for exploring and understanding their own sexuality.
denial of sexuality loads childhood sexuality with the baggage
of guilt and repression, which they may carry throughout life.
Parental acceptance gives children a belief that they can
manage their sexual behavior in ways comparable to the
management of other important parts of their lives.
Some of the acts of our children will be homosexual. Such
acts are commonplace during childhood. Surely some children
will come to prefer homosexual acts over heterosexual acts.
Homosexual behavior occurs in all major civilizations and it
is a perfectly normal behavior. Here too the best way to help
the child and the parent is to encourage open discussion of
what is being experienced and what it means to both the child
and the parent.
We don't lose control by empowering children with sexual
rights; we gain control, for it is we, the parents, who give
our children permission. If our children move in directions we
think harmful, we can redirect them but only if they view us
as part of the learning process rather than as a repressive
element in their lives. We abdicate our responsibilities as
parents if we deceive ourselves into thinking we are
prolonging our children's sexual "innocence" by not
dealing openly with their sexual choices.
Our children will be sexual whether we participate in
helping them learn about sex or not. We can neglect our
responsibility to sexually educate our young children. We can
make them naive; we can make them vulnerable to abuse; we can

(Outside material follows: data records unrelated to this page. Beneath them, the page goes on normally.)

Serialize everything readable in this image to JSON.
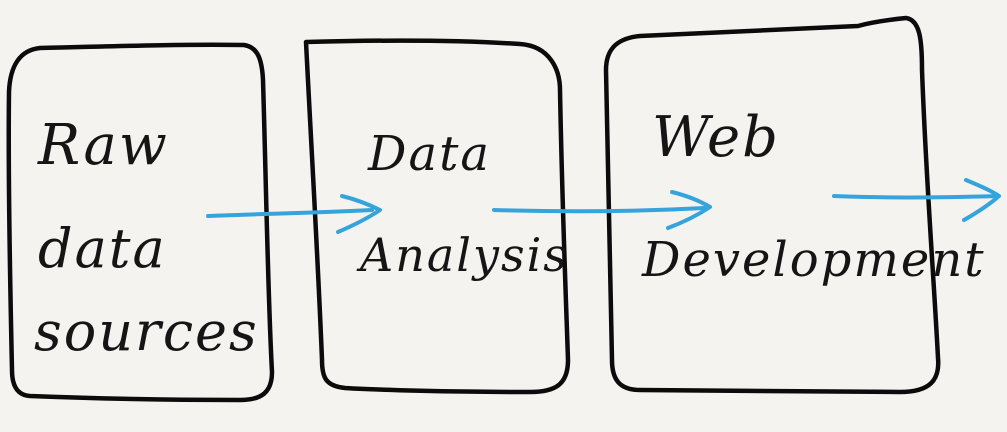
{
  "diagram": {
    "nodes": [
      {
        "id": "raw-data-sources",
        "lines": [
          "Raw",
          "data",
          "sources"
        ]
      },
      {
        "id": "data-analysis",
        "lines": [
          "Data",
          "Analysis"
        ]
      },
      {
        "id": "web-development",
        "lines": [
          "Web",
          "Development"
        ]
      }
    ],
    "edges": [
      {
        "from": "raw-data-sources",
        "to": "data-analysis"
      },
      {
        "from": "data-analysis",
        "to": "web-development"
      },
      {
        "from": "web-development",
        "to": ""
      }
    ],
    "colors": {
      "box_stroke": "#0b0b0b",
      "arrow": "#35a4dc",
      "background": "#f4f3ef",
      "text": "#151515"
    }
  }
}
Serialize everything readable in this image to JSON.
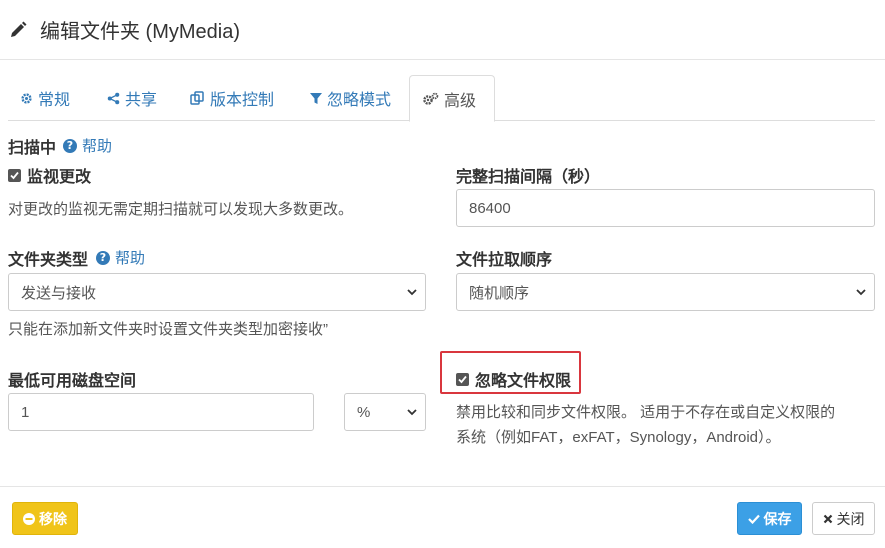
{
  "header": {
    "title": "编辑文件夹 (MyMedia)",
    "icon": "pencil-icon"
  },
  "tabs": [
    {
      "label": "常规",
      "icon": "gear-icon",
      "active": false
    },
    {
      "label": "共享",
      "icon": "share-icon",
      "active": false
    },
    {
      "label": "版本控制",
      "icon": "copy-icon",
      "active": false
    },
    {
      "label": "忽略模式",
      "icon": "filter-icon",
      "active": false
    },
    {
      "label": "高级",
      "icon": "gears-icon",
      "active": true
    }
  ],
  "scanning": {
    "title": "扫描中",
    "help_label": "帮助",
    "watch_label": "监视更改",
    "watch_checked": true,
    "watch_hint": "对更改的监视无需定期扫描就可以发现大多数更改。",
    "rescan_label": "完整扫描间隔（秒）",
    "rescan_value": "86400"
  },
  "folder_type": {
    "title": "文件夹类型",
    "help_label": "帮助",
    "selected": "发送与接收",
    "hint": "只能在添加新文件夹时设置文件夹类型加密接收”"
  },
  "pull_order": {
    "title": "文件拉取顺序",
    "selected": "随机顺序"
  },
  "min_disk": {
    "title": "最低可用磁盘空间",
    "value": "1",
    "unit": "%"
  },
  "ignore_perms": {
    "label": "忽略文件权限",
    "checked": true,
    "hint_line1": "禁用比较和同步文件权限。 适用于不存在或自定义权限的",
    "hint_line2": "系统（例如FAT，exFAT，Synology，Android）。",
    "highlight_color": "#d9363e"
  },
  "footer": {
    "remove_label": "移除",
    "save_label": "保存",
    "close_label": "关闭"
  },
  "colors": {
    "link": "#337ab7",
    "remove_button": "#f0c419",
    "save_button": "#3ca0e6"
  }
}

set them up for many future sexual problems; but no matter how
hard we try, we cannot make them "sexually